Not to be outdone in the insane heroics department, I sent the Papal Zouaves charging down the road in column to assault the center objective town, Lumeau. After doing this I started adding up the likely modifiers and realized the charge was hopeless. It was moot: the Krupp guns in the town and the Prussian infantry stopped the assault with a withering blast of fire that cut down half of the Zouaves. Lesson learned: no frontal charges on Krupp guns unless they have been silenced. The final French fire phase saw a couple high dice rolls that emptied the cartridge boxes and limber chests of much of the French line. Mid-game we began using .32 shells to indicate this. I plan on replacing them with .22 shells since they are a tad smaller. Running low on ammo usually means the enemy drop like flies and this was the case.
I may stick with the old camera since I’m used to it. But this is the second time I’ve been surprised to see how few photos were taken.
All this bloodshed produced a tie. That result had been obvious from the 6th turn. We could have had that result with far fewer casualties. But I had the bit between my teeth and was channeling my inner Douglas Haig, my inner Mangin (the butcher). Well, this is a dress rehearsal for the Great War, no?
The French 16 Corps and the Bavarian I Corps were both below 50% effectives. French losses were 18 infantry (and 3 ran away) of 61, 1 artillery gone (of 6). Our 5 cavalry and 2 mitrailleuses were intact. The Germans lost 10 infantry (of 36), 1 artillery (of 7) and 5 cavalry with the remaining one run away. We played 10 turns (and 1 night turn) in little under 4 hours, 30 minutes. Some of that time was wasted taking photos that didn’t come out. One big plus: dinner was paella followed by a fig cake courtesy of my wife. Several Fencibles have birthdays coming in the next few weeks and she thought they should be celebrated. And so they were.

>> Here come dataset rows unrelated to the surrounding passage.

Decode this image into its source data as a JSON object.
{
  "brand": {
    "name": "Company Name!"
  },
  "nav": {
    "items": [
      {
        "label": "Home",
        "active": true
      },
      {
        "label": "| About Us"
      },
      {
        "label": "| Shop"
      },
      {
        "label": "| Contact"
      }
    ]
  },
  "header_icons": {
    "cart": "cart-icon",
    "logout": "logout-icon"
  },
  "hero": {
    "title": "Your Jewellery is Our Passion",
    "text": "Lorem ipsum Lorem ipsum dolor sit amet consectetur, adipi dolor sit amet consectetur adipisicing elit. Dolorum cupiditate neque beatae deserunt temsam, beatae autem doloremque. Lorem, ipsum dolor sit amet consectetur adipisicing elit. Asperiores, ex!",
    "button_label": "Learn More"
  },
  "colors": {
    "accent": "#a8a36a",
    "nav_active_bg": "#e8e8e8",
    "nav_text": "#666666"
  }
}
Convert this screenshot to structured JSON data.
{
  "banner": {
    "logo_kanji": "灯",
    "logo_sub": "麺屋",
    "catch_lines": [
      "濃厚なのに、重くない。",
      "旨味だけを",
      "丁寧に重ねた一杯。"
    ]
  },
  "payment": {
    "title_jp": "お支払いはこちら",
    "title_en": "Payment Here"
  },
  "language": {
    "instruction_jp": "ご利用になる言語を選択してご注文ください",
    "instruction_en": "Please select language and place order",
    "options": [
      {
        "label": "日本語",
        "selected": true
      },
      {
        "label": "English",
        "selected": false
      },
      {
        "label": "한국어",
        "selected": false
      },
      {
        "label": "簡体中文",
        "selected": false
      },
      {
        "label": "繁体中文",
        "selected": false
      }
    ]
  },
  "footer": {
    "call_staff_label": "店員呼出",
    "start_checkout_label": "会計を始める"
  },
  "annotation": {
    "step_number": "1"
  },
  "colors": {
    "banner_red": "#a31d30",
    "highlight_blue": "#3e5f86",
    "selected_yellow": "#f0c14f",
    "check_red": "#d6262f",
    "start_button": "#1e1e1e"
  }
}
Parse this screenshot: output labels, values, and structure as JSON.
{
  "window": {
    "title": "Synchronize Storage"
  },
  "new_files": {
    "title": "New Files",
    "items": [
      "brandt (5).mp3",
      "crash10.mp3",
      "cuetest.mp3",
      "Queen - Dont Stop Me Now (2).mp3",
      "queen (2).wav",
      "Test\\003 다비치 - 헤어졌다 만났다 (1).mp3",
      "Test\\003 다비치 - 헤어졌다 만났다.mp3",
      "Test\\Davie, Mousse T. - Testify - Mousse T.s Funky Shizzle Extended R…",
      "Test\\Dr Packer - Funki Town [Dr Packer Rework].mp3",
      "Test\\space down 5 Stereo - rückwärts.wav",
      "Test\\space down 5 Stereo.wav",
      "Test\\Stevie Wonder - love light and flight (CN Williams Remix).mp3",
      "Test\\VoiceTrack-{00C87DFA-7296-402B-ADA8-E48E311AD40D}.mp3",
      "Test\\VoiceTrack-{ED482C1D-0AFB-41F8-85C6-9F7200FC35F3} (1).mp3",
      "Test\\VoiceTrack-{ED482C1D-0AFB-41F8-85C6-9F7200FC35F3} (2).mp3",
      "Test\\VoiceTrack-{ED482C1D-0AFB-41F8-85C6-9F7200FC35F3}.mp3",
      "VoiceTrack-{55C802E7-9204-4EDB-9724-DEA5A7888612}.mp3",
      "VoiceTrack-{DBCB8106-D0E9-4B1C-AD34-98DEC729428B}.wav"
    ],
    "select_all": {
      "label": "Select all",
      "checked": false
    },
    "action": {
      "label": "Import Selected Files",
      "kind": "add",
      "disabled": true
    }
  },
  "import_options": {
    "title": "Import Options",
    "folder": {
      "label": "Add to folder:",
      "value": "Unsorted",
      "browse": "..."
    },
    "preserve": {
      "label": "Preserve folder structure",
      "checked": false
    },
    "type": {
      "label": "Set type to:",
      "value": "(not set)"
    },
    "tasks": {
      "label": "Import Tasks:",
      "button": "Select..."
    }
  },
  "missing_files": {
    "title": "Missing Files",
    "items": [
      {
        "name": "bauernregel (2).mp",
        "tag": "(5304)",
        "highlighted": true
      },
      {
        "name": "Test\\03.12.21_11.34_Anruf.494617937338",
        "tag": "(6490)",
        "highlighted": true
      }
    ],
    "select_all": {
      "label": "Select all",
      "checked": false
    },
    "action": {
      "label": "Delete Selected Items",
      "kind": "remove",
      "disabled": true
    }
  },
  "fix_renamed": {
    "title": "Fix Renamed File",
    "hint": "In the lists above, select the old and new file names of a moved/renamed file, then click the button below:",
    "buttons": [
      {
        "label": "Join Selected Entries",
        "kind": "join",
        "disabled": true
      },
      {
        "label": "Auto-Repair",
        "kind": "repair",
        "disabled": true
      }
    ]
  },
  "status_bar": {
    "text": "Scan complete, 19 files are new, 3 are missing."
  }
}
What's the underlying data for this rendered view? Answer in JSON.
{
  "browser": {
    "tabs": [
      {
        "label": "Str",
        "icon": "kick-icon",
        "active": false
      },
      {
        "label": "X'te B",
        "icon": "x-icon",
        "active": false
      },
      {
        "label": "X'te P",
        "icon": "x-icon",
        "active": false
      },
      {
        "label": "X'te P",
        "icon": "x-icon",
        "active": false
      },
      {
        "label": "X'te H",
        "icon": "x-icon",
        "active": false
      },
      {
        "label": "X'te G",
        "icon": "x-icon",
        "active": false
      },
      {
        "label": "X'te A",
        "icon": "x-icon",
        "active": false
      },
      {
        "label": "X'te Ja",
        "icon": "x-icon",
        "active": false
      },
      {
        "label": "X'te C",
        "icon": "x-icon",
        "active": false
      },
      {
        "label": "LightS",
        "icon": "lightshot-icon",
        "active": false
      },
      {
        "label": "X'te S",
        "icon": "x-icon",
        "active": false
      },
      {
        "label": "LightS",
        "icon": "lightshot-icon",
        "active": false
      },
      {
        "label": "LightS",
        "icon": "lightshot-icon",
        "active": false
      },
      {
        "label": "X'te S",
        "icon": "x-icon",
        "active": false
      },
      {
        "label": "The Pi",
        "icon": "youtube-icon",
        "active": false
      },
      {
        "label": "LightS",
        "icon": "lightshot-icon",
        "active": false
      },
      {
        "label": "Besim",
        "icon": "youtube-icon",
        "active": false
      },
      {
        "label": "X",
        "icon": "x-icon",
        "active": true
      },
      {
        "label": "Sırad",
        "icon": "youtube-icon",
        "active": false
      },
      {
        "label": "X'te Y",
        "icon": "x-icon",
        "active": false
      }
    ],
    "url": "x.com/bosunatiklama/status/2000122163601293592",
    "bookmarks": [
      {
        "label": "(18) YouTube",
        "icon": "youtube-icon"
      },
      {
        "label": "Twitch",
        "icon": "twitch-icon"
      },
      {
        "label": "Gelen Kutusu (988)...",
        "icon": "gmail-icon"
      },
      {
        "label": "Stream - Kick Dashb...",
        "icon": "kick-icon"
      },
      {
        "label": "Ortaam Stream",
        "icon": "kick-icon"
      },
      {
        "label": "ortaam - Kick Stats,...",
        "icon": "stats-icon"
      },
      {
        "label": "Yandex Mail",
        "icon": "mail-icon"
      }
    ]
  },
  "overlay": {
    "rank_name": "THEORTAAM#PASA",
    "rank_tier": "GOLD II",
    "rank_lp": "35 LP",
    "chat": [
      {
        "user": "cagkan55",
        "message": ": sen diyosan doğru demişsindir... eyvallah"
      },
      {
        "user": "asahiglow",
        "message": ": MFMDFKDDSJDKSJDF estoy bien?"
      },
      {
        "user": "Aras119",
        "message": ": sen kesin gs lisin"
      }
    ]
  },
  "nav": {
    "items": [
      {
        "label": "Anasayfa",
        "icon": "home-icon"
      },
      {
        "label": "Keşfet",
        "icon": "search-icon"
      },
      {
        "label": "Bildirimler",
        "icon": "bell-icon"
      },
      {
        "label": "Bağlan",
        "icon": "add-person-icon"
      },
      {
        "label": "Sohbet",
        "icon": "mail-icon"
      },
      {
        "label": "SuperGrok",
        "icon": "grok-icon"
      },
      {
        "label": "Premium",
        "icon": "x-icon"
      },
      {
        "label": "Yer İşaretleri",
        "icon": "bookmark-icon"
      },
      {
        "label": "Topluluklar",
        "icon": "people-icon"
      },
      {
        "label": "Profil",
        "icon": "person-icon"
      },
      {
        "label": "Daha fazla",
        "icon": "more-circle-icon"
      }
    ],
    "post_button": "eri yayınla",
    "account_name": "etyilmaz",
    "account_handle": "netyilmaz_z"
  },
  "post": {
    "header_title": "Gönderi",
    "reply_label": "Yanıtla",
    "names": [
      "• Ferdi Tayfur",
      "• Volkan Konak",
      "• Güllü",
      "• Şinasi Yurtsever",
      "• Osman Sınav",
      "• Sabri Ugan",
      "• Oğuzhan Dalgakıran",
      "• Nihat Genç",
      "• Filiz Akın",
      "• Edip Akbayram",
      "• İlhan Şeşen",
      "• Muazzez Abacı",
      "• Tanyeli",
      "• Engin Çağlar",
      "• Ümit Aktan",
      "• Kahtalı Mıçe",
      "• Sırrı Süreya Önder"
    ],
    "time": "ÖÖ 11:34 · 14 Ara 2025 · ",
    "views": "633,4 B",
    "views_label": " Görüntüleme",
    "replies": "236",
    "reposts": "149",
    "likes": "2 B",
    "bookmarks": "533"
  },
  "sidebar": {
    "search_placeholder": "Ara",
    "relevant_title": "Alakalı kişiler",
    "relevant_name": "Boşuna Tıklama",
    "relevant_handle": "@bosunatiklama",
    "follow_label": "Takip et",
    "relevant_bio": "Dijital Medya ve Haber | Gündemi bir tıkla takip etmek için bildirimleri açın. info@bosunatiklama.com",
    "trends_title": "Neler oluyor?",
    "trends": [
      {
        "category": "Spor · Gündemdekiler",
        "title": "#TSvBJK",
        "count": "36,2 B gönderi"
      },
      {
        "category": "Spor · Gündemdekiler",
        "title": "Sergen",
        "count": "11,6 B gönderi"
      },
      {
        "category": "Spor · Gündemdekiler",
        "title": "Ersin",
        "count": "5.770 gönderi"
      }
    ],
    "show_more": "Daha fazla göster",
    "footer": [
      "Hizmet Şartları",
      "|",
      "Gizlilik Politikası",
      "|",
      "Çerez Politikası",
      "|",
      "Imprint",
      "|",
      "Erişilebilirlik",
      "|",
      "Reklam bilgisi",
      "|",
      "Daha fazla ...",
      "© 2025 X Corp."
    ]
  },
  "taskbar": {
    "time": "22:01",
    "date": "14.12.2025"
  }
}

Our campaign so far has 3 ties, 1 French win and 5 German wins. We have 3 or 4 battles to go. If I can pull out one more French win I’ll be happy since that’s one better than they actually managed. Once that’s done I’ll go on to show the Prussians to fear Austrian stoss tactic. You bet. Hey, the Austrians are painted, a mix of white coats and grey overcoats.